You have to write for yourself, your editor and then the reader. In that order. Because you'll never get to pleasing the last if you don't please the first two.
Is reading important these days? Or is it a pleasant throwback to a vanishing past, hanging on by the skin of its metaphorical teeth?
A few gloomy moments aside, I'm generally optimistic about this. People complain that kids don't read so much these days, but in my experience they do if they encounter the right books. There's all that other media we spoke about, seducing them away to different leisure activities, and there's a concern about the Internet breeding an illiterate generation; but you have to be able to read to use the Internet, and even if the time arrives when it's voice-activated I'll still be positive about reading. Our civilisation is based on the written word, and its pleasures are singular enough that I think it'll always have a following. Providing young people can be encouraged to take up books, a proportion of them will stick with it. Once you get the reading bug it tends to rage lifelong.
Should a writer be of the world, or is a monastic solitariness useful at times?
It's hard to think of a more solitary profession than writing. By obvious necessity, writing is something you do alone. I've been struck over the years by how many writers seem to have melancholic or even depressive natures, though whether that's how they started off or if the solitary nature of the job did it to them, I don't know. Maybe it's something to do with being a control freak, which I'll admit to with some reservations. And what better to control than a world and characters of your own making? There have been times, when I've come out of writing intensely, that I've been miffed because everybody isn't doing what I want them to do. A bit like that scene in Being There, with Peter Sellers and the TV zapper. But, hell, even your characters don't always do what you want - often things are going well when they refuse to - so maybe it isn't about control at all. Of course, if you don't dwell in the real world as much as you do in your imagination you'll ultimately have nothing to write about anyway. And that applies to fantasy as much as any other kind of writing. One foot in both, that's the ideal. I'm working on it.
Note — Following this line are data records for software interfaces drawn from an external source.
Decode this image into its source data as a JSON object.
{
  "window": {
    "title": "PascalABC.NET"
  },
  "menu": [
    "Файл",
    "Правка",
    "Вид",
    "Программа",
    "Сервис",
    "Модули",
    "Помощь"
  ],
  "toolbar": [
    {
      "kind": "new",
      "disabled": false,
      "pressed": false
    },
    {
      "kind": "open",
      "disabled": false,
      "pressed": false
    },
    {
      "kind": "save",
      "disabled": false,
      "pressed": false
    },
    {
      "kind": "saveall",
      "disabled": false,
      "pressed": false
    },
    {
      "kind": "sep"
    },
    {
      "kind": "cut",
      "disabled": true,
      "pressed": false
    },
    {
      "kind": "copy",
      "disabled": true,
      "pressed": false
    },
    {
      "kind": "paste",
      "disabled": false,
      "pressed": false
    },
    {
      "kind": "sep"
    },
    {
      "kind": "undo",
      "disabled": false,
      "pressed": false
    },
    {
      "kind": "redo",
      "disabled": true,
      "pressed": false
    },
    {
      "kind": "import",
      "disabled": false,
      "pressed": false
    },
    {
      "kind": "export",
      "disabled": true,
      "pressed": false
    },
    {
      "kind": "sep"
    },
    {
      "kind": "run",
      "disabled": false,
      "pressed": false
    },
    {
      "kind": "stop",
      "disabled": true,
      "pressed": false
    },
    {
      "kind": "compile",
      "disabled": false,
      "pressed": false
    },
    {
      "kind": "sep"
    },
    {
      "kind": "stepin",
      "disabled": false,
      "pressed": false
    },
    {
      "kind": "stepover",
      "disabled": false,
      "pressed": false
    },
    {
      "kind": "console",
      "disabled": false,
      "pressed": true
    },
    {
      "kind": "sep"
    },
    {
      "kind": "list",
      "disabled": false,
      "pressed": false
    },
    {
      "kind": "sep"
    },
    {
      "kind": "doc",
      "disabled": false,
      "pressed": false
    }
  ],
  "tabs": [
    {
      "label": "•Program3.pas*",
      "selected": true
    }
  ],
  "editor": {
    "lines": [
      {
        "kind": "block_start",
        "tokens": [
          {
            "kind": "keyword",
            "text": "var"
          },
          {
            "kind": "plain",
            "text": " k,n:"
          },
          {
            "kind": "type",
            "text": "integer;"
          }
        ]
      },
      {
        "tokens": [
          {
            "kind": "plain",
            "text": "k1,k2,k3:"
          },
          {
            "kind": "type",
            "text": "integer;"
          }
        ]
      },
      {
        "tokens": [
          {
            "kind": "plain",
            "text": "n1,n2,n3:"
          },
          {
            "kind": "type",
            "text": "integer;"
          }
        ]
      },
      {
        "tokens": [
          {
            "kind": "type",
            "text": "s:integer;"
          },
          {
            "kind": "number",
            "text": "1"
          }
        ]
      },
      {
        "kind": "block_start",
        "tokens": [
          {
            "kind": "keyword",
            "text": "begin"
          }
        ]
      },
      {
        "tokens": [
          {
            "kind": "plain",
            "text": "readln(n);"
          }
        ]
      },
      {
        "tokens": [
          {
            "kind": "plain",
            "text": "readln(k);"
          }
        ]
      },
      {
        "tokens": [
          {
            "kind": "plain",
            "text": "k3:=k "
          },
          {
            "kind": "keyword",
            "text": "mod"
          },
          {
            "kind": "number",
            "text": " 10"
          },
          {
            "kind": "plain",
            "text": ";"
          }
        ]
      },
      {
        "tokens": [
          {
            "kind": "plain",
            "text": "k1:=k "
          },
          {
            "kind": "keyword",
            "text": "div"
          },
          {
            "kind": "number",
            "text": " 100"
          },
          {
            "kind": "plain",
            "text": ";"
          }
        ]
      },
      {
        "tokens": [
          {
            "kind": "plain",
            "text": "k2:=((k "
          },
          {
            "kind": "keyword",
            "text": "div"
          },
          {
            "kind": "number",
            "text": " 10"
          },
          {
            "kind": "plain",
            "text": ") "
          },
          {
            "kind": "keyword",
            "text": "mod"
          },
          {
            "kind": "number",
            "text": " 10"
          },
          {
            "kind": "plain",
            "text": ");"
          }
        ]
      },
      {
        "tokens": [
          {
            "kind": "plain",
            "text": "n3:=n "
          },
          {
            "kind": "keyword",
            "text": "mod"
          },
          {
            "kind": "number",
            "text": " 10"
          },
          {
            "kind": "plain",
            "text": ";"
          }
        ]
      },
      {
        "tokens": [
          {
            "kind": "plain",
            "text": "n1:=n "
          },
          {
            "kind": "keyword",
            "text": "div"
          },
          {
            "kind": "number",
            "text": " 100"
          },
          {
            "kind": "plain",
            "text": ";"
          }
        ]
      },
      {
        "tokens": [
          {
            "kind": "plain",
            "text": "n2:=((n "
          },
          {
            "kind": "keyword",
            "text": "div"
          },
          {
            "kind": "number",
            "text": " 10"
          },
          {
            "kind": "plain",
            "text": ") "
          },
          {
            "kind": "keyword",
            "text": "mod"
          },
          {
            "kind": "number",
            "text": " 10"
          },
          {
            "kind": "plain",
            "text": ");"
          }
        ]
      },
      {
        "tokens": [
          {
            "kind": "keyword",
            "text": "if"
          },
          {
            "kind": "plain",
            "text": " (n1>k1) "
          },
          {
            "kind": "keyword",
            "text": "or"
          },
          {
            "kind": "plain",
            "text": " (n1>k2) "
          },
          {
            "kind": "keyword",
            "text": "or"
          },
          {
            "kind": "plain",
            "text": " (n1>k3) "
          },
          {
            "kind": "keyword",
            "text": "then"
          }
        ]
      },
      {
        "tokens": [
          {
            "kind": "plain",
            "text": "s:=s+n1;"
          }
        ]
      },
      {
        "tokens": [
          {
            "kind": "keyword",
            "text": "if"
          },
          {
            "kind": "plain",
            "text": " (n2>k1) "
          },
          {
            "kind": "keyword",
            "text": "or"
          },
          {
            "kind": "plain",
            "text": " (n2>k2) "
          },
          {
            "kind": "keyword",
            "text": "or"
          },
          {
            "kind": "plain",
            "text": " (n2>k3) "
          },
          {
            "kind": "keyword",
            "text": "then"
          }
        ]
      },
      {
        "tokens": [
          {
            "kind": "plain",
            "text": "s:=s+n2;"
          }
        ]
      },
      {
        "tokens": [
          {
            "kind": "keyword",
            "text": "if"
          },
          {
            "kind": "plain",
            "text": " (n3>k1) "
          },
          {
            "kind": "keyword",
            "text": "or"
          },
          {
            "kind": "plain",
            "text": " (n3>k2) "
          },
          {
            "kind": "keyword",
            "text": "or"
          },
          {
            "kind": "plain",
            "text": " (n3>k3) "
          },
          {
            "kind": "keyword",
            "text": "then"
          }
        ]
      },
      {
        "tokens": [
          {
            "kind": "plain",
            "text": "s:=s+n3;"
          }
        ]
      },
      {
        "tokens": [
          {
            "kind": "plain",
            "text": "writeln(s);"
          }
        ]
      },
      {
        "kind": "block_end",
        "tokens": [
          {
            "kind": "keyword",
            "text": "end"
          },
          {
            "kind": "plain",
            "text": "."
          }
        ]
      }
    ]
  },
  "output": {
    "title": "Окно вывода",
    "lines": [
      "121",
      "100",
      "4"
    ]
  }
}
(c) 2000/2020 Barry Forshaw
This section updated August 2020.
© Stan Nicholls